We had the awesome experience to join our sponsors, Cooper Tyres and the Treasury One racing team, in preparation for the Dakar 2018. What a day, what an experience !!


a Lesson in termite mounds for the Timbavati Foundation Kids

That's right….termite mounds!

“Today's lesson to the kids was not only about leopards but I spoke to them about termites and the termite mound. We are standing on top of one in the picture. The reason for my discussion about termite mounds is because leopards often use them to rest during the day and as vantage points when hunting”
Here are some interesting facts about termites and their mounds.
photo 2017-05-25 11-49-31

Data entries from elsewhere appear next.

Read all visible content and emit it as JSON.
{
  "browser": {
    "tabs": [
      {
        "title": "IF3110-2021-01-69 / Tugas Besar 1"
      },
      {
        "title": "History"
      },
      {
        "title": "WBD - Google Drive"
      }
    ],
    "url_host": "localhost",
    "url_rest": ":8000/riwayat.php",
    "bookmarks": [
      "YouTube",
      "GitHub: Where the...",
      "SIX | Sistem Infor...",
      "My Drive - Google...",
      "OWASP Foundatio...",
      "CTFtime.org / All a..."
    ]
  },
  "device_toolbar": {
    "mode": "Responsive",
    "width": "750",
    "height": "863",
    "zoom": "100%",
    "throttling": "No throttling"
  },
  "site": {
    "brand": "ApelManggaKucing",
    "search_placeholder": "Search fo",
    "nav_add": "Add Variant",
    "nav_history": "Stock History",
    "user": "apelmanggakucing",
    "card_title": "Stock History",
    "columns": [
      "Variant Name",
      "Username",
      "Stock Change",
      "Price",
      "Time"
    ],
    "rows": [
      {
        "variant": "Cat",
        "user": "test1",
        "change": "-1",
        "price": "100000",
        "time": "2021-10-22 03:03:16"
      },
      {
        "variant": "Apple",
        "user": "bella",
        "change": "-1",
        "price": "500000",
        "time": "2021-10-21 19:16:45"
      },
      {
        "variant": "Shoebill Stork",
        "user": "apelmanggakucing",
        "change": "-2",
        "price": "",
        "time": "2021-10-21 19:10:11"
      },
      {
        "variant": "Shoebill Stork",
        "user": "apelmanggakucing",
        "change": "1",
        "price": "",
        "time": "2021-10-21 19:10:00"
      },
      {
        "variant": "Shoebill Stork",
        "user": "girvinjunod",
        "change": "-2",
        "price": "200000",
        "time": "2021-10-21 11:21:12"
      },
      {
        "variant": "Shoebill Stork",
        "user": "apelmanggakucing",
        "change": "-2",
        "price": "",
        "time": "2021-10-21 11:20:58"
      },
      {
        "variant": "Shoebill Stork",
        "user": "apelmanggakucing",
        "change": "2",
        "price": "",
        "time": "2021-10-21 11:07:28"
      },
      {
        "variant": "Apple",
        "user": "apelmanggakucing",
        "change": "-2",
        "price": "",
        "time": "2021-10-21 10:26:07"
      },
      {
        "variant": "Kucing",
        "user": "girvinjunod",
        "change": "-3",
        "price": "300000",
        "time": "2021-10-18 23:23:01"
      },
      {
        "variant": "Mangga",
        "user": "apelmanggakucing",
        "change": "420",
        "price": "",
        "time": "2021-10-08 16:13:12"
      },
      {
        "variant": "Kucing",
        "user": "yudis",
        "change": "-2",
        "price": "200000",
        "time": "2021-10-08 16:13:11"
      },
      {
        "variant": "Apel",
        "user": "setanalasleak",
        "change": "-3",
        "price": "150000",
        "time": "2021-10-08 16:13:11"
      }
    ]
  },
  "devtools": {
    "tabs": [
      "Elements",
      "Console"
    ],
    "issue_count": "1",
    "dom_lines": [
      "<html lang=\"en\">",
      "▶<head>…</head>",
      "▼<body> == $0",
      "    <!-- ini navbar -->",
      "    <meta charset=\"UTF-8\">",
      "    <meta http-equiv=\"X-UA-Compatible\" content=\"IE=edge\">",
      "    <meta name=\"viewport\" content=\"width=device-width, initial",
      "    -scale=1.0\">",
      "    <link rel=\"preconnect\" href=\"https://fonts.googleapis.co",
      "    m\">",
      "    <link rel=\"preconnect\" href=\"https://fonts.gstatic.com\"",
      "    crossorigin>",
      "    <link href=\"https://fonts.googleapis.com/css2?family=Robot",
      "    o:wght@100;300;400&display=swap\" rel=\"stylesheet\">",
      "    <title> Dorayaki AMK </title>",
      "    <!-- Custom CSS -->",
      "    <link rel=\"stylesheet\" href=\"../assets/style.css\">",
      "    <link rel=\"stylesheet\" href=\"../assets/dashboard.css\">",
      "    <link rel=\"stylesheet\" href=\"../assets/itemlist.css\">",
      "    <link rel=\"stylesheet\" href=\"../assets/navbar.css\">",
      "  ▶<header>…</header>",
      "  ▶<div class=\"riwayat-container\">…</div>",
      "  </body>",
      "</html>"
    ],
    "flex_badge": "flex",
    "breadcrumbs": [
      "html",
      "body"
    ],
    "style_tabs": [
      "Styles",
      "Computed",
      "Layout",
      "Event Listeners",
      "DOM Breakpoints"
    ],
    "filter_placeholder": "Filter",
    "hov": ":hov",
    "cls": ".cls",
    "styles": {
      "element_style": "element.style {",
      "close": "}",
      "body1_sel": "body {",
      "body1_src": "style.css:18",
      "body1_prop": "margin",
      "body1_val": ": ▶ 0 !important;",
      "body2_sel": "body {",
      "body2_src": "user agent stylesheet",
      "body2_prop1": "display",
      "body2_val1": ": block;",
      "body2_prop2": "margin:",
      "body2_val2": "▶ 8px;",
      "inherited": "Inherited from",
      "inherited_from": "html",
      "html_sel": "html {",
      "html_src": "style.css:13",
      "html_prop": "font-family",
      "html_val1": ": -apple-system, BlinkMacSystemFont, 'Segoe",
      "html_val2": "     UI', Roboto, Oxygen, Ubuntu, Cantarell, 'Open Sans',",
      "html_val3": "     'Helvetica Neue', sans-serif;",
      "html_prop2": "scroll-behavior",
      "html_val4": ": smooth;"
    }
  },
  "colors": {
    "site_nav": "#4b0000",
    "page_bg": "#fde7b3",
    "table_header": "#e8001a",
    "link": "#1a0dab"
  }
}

The termite mound is like an ice berg one third above the ground and two thirds below the ground.
There are tunnels that go to the water table which help with the humidity within the termite mound.
Inside the centre of the bottom two thirds of the termite mound, there is a chamber that houses the queen termite.
She can be 20 cm long.
She produces eggs continuously all day long.
She will get information from the worker termites about whether to produce soldiers or worker termites.
The queen termite can live for up to 15 to 20 years.
Before she dies she produces a new queen.
For her to spread her genes, she produces kings and queens that have wings that we call flying ants. These fly out The mound and produce new colonies.
The worker termites help to feed the queen termite.
For her to be fed they have to feed her a certain high protein mushroom which they cultivate inside the termite mound.
To produce these mushrooms the temperature inside the termite mound can vary by 1 degree either side of 31 degrees Celsius day and night, Summer and Winter.
This they do by opening and closing the chimneys/vents on the top third of the termite mound.
You often see fruit bearing bushes and trees on top of termite mounds due to the animals like baboons who use it as a vantage point and then deficate on the top of the termite mound.
The termites then take the seeds that are in the dung into the termite mound.
These seeds then germinate in a high moisture ideal environment within the termite mound.
Jackalberry, Weeping Boerbean, Raisin Bushes and Fig Trees are a number of these fruit bearing tree types.
Hornbills are also a supplier of seeds as they eat fruit and they also eat termites. So they also deficate on the mound and the same process occurs.
Termites eat dead vegetation which they take into the termite mound to help with the growth of the mushroom as the mushrooms feed off of the vegetation as well.